§ **Dataset excerpts**:
++++++++++++++++++++

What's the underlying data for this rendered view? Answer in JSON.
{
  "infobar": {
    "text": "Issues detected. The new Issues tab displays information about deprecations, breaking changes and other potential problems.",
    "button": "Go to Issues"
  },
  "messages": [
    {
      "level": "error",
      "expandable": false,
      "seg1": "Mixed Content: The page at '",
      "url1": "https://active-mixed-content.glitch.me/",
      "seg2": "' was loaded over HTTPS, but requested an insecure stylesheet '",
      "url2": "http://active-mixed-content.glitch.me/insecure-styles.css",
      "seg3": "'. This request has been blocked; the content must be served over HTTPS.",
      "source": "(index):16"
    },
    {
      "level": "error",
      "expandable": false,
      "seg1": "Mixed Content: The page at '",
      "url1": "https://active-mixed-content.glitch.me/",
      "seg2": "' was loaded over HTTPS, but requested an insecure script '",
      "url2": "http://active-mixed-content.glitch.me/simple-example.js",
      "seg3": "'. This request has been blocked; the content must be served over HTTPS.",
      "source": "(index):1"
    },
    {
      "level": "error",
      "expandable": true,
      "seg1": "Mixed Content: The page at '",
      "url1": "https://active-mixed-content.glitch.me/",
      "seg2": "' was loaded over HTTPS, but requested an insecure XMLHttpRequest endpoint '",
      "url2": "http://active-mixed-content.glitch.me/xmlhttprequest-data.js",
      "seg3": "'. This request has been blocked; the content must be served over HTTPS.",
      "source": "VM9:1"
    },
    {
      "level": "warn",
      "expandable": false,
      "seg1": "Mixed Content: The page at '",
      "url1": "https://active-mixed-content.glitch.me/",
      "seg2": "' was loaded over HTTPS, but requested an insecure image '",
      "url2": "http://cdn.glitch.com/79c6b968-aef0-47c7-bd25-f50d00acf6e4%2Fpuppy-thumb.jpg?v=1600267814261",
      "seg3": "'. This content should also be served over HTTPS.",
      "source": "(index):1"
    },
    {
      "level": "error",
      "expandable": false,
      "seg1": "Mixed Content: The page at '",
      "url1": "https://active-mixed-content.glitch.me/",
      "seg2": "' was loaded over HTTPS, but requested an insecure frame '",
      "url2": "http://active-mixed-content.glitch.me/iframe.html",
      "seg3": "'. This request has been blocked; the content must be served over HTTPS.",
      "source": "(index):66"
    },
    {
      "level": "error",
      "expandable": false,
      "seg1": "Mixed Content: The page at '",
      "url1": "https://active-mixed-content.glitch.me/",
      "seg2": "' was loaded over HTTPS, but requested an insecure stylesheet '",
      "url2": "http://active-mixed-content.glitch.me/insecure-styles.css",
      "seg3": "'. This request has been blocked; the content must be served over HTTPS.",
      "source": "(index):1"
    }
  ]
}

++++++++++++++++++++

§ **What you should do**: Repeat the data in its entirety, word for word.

§ **Solution for this task**:
What's the underlying data for this rendered view? Answer in JSON.
{
  "infobar": {
    "text": "Issues detected. The new Issues tab displays information about deprecations, breaking changes and other potential problems.",
    "button": "Go to Issues"
  },
  "messages": [
    {
      "level": "error",
      "expandable": false,
      "seg1": "Mixed Content: The page at '",
      "url1": "https://active-mixed-content.glitch.me/",
      "seg2": "' was loaded over HTTPS, but requested an insecure stylesheet '",
      "url2": "http://active-mixed-content.glitch.me/insecure-styles.css",
      "seg3": "'. This request has been blocked; the content must be served over HTTPS.",
      "source": "(index):16"
    },
    {
      "level": "error",
      "expandable": false,
      "seg1": "Mixed Content: The page at '",
      "url1": "https://active-mixed-content.glitch.me/",
      "seg2": "' was loaded over HTTPS, but requested an insecure script '",
      "url2": "http://active-mixed-content.glitch.me/simple-example.js",
      "seg3": "'. This request has been blocked; the content must be served over HTTPS.",
      "source": "(index):1"
    },
    {
      "level": "error",
      "expandable": true,
      "seg1": "Mixed Content: The page at '",
      "url1": "https://active-mixed-content.glitch.me/",
      "seg2": "' was loaded over HTTPS, but requested an insecure XMLHttpRequest endpoint '",
      "url2": "http://active-mixed-content.glitch.me/xmlhttprequest-data.js",
      "seg3": "'. This request has been blocked; the content must be served over HTTPS.",
      "source": "VM9:1"
    },
    {
      "level": "warn",
      "expandable": false,
      "seg1": "Mixed Content: The page at '",
      "url1": "https://active-mixed-content.glitch.me/",
      "seg2": "' was loaded over HTTPS, but requested an insecure image '",
      "url2": "http://cdn.glitch.com/79c6b968-aef0-47c7-bd25-f50d00acf6e4%2Fpuppy-thumb.jpg?v=1600267814261",
      "seg3": "'. This content should also be served over HTTPS.",
      "source": "(index):1"
    },
    {
      "level": "error",
      "expandable": false,
      "seg1": "Mixed Content: The page at '",
      "url1": "https://active-mixed-content.glitch.me/",
      "seg2": "' was loaded over HTTPS, but requested an insecure frame '",
      "url2": "http://active-mixed-content.glitch.me/iframe.html",
      "seg3": "'. This request has been blocked; the content must be served over HTTPS.",
      "source": "(index):66"
    },
    {
      "level": "error",
      "expandable": false,
      "seg1": "Mixed Content: The page at '",
      "url1": "https://active-mixed-content.glitch.me/",
      "seg2": "' was loaded over HTTPS, but requested an insecure stylesheet '",
      "url2": "http://active-mixed-content.glitch.me/insecure-styles.css",
      "seg3": "'. This request has been blocked; the content must be served over HTTPS.",
      "source": "(index):1"
    }
  ]
}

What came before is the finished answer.